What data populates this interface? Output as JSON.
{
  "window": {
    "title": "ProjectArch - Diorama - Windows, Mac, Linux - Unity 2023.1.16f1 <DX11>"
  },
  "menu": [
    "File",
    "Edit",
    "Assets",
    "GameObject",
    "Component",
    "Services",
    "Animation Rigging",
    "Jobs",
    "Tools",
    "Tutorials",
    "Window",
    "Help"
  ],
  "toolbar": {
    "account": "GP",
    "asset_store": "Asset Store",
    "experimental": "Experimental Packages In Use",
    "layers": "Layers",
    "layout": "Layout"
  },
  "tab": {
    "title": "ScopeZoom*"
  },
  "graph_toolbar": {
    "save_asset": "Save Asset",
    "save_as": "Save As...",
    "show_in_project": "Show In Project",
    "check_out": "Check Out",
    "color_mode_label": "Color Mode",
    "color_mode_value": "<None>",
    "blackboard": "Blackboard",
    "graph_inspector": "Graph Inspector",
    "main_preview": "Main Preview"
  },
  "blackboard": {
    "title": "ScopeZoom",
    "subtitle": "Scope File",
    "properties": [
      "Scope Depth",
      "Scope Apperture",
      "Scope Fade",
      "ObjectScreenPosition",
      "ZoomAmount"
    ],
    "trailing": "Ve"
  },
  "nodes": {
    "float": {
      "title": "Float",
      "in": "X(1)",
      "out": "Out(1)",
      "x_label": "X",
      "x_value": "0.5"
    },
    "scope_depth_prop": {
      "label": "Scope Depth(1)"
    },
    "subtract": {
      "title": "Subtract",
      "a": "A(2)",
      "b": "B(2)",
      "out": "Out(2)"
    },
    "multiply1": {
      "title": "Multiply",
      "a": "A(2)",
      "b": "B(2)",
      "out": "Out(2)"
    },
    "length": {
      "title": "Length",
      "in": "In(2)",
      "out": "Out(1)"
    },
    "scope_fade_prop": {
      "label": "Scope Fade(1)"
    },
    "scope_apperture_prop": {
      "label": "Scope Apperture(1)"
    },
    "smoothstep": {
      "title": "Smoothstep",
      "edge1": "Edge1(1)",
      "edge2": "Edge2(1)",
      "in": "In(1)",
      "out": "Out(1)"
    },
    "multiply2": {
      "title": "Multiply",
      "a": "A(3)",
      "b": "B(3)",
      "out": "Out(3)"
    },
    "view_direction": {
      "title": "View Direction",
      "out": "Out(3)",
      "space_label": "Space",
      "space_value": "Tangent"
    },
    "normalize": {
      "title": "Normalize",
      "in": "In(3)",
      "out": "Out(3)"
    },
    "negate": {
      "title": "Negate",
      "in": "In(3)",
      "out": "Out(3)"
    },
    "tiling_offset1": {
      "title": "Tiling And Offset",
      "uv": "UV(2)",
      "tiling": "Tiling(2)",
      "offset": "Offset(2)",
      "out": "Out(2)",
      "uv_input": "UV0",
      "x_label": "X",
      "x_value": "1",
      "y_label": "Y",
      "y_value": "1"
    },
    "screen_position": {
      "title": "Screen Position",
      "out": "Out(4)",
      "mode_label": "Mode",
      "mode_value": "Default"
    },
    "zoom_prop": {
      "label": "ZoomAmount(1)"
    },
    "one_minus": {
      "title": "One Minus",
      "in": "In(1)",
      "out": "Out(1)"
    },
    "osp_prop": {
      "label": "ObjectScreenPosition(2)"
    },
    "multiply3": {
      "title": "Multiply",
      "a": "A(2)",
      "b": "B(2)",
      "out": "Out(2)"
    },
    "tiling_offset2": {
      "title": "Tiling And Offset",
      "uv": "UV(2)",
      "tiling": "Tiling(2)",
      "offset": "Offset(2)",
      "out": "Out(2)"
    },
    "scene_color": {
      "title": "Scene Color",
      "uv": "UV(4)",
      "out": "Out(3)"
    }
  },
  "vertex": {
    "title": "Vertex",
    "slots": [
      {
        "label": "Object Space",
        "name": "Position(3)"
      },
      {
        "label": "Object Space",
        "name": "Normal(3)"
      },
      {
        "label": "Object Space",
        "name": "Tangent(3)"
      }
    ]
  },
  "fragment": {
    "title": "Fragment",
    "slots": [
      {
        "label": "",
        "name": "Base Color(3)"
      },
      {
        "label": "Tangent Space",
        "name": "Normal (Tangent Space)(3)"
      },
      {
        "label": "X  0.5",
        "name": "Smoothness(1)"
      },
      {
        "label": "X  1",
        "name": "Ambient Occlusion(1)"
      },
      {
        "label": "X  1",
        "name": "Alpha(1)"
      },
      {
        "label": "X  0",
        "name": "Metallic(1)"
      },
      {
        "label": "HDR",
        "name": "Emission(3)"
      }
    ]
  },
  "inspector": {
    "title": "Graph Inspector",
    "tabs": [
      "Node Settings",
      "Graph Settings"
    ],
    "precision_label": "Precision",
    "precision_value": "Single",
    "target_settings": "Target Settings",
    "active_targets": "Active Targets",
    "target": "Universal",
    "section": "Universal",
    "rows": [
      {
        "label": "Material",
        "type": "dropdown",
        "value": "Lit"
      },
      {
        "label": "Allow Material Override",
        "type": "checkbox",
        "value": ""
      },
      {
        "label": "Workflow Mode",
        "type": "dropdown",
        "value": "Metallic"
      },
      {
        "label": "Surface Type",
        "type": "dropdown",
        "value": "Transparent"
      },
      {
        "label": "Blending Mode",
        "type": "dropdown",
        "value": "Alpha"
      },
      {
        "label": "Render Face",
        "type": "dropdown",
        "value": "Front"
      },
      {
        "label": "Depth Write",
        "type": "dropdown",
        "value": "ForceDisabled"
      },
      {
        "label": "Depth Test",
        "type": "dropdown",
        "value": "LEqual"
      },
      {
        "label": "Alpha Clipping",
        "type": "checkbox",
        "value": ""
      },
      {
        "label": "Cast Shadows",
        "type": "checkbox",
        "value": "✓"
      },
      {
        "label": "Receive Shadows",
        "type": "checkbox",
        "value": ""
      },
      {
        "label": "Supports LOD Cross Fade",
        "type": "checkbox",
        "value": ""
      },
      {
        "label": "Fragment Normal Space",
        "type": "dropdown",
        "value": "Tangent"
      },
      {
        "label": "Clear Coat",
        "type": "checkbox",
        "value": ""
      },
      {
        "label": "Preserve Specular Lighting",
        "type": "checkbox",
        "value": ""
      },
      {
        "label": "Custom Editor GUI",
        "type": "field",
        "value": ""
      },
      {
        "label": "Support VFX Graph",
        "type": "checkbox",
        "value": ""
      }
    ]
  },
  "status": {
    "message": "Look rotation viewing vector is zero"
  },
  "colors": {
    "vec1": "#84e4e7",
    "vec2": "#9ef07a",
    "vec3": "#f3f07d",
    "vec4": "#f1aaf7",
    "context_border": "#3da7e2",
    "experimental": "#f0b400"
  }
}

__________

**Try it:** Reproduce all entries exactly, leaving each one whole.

**Response box:**
What data populates this interface? Output as JSON.
{
  "window": {
    "title": "ProjectArch - Diorama - Windows, Mac, Linux - Unity 2023.1.16f1 <DX11>"
  },
  "menu": [
    "File",
    "Edit",
    "Assets",
    "GameObject",
    "Component",
    "Services",
    "Animation Rigging",
    "Jobs",
    "Tools",
    "Tutorials",
    "Window",
    "Help"
  ],
  "toolbar": {
    "account": "GP",
    "asset_store": "Asset Store",
    "experimental": "Experimental Packages In Use",
    "layers": "Layers",
    "layout": "Layout"
  },
  "tab": {
    "title": "ScopeZoom*"
  },
  "graph_toolbar": {
    "save_asset": "Save Asset",
    "save_as": "Save As...",
    "show_in_project": "Show In Project",
    "check_out": "Check Out",
    "color_mode_label": "Color Mode",
    "color_mode_value": "<None>",
    "blackboard": "Blackboard",
    "graph_inspector": "Graph Inspector",
    "main_preview": "Main Preview"
  },
  "blackboard": {
    "title": "ScopeZoom",
    "subtitle": "Scope File",
    "properties": [
      "Scope Depth",
      "Scope Apperture",
      "Scope Fade",
      "ObjectScreenPosition",
      "ZoomAmount"
    ],
    "trailing": "Ve"
  },
  "nodes": {
    "float": {
      "title": "Float",
      "in": "X(1)",
      "out": "Out(1)",
      "x_label": "X",
      "x_value": "0.5"
    },
    "scope_depth_prop": {
      "label": "Scope Depth(1)"
    },
    "subtract": {
      "title": "Subtract",
      "a": "A(2)",
      "b": "B(2)",
      "out": "Out(2)"
    },
    "multiply1": {
      "title": "Multiply",
      "a": "A(2)",
      "b": "B(2)",
      "out": "Out(2)"
    },
    "length": {
      "title": "Length",
      "in": "In(2)",
      "out": "Out(1)"
    },
    "scope_fade_prop": {
      "label": "Scope Fade(1)"
    },
    "scope_apperture_prop": {
      "label": "Scope Apperture(1)"
    },
    "smoothstep": {
      "title": "Smoothstep",
      "edge1": "Edge1(1)",
      "edge2": "Edge2(1)",
      "in": "In(1)",
      "out": "Out(1)"
    },
    "multiply2": {
      "title": "Multiply",
      "a": "A(3)",
      "b": "B(3)",
      "out": "Out(3)"
    },
    "view_direction": {
      "title": "View Direction",
      "out": "Out(3)",
      "space_label": "Space",
      "space_value": "Tangent"
    },
    "normalize": {
      "title": "Normalize",
      "in": "In(3)",
      "out": "Out(3)"
    },
    "negate": {
      "title": "Negate",
      "in": "In(3)",
      "out": "Out(3)"
    },
    "tiling_offset1": {
      "title": "Tiling And Offset",
      "uv": "UV(2)",
      "tiling": "Tiling(2)",
      "offset": "Offset(2)",
      "out": "Out(2)",
      "uv_input": "UV0",
      "x_label": "X",
      "x_value": "1",
      "y_label": "Y",
      "y_value": "1"
    },
    "screen_position": {
      "title": "Screen Position",
      "out": "Out(4)",
      "mode_label": "Mode",
      "mode_value": "Default"
    },
    "zoom_prop": {
      "label": "ZoomAmount(1)"
    },
    "one_minus": {
      "title": "One Minus",
      "in": "In(1)",
      "out": "Out(1)"
    },
    "osp_prop": {
      "label": "ObjectScreenPosition(2)"
    },
    "multiply3": {
      "title": "Multiply",
      "a": "A(2)",
      "b": "B(2)",
      "out": "Out(2)"
    },
    "tiling_offset2": {
      "title": "Tiling And Offset",
      "uv": "UV(2)",
      "tiling": "Tiling(2)",
      "offset": "Offset(2)",
      "out": "Out(2)"
    },
    "scene_color": {
      "title": "Scene Color",
      "uv": "UV(4)",
      "out": "Out(3)"
    }
  },
  "vertex": {
    "title": "Vertex",
    "slots": [
      {
        "label": "Object Space",
        "name": "Position(3)"
      },
      {
        "label": "Object Space",
        "name": "Normal(3)"
      },
      {
        "label": "Object Space",
        "name": "Tangent(3)"
      }
    ]
  },
  "fragment": {
    "title": "Fragment",
    "slots": [
      {
        "label": "",
        "name": "Base Color(3)"
      },
      {
        "label": "Tangent Space",
        "name": "Normal (Tangent Space)(3)"
      },
      {
        "label": "X  0.5",
        "name": "Smoothness(1)"
      },
      {
        "label": "X  1",
        "name": "Ambient Occlusion(1)"
      },
      {
        "label": "X  1",
        "name": "Alpha(1)"
      },
      {
        "label": "X  0",
        "name": "Metallic(1)"
      },
      {
        "label": "HDR",
        "name": "Emission(3)"
      }
    ]
  },
  "inspector": {
    "title": "Graph Inspector",
    "tabs": [
      "Node Settings",
      "Graph Settings"
    ],
    "precision_label": "Precision",
    "precision_value": "Single",
    "target_settings": "Target Settings",
    "active_targets": "Active Targets",
    "target": "Universal",
    "section": "Universal",
    "rows": [
      {
        "label": "Material",
        "type": "dropdown",
        "value": "Lit"
      },
      {
        "label": "Allow Material Override",
        "type": "checkbox",
        "value": ""
      },
      {
        "label": "Workflow Mode",
        "type": "dropdown",
        "value": "Metallic"
      },
      {
        "label": "Surface Type",
        "type": "dropdown",
        "value": "Transparent"
      },
      {
        "label": "Blending Mode",
        "type": "dropdown",
        "value": "Alpha"
      },
      {
        "label": "Render Face",
        "type": "dropdown",
        "value": "Front"
      },
      {
        "label": "Depth Write",
        "type": "dropdown",
        "value": "ForceDisabled"
      },
      {
        "label": "Depth Test",
        "type": "dropdown",
        "value": "LEqual"
      },
      {
        "label": "Alpha Clipping",
        "type": "checkbox",
        "value": ""
      },
      {
        "label": "Cast Shadows",
        "type": "checkbox",
        "value": "✓"
      },
      {
        "label": "Receive Shadows",
        "type": "checkbox",
        "value": ""
      },
      {
        "label": "Supports LOD Cross Fade",
        "type": "checkbox",
        "value": ""
      },
      {
        "label": "Fragment Normal Space",
        "type": "dropdown",
        "value": "Tangent"
      },
      {
        "label": "Clear Coat",
        "type": "checkbox",
        "value": ""
      },
      {
        "label": "Preserve Specular Lighting",
        "type": "checkbox",
        "value": ""
      },
      {
        "label": "Custom Editor GUI",
        "type": "field",
        "value": ""
      },
      {
        "label": "Support VFX Graph",
        "type": "checkbox",
        "value": ""
      }
    ]
  },
  "status": {
    "message": "Look rotation viewing vector is zero"
  },
  "colors": {
    "vec1": "#84e4e7",
    "vec2": "#9ef07a",
    "vec3": "#f3f07d",
    "vec4": "#f1aaf7",
    "context_border": "#3da7e2",
    "experimental": "#f0b400"
  }
}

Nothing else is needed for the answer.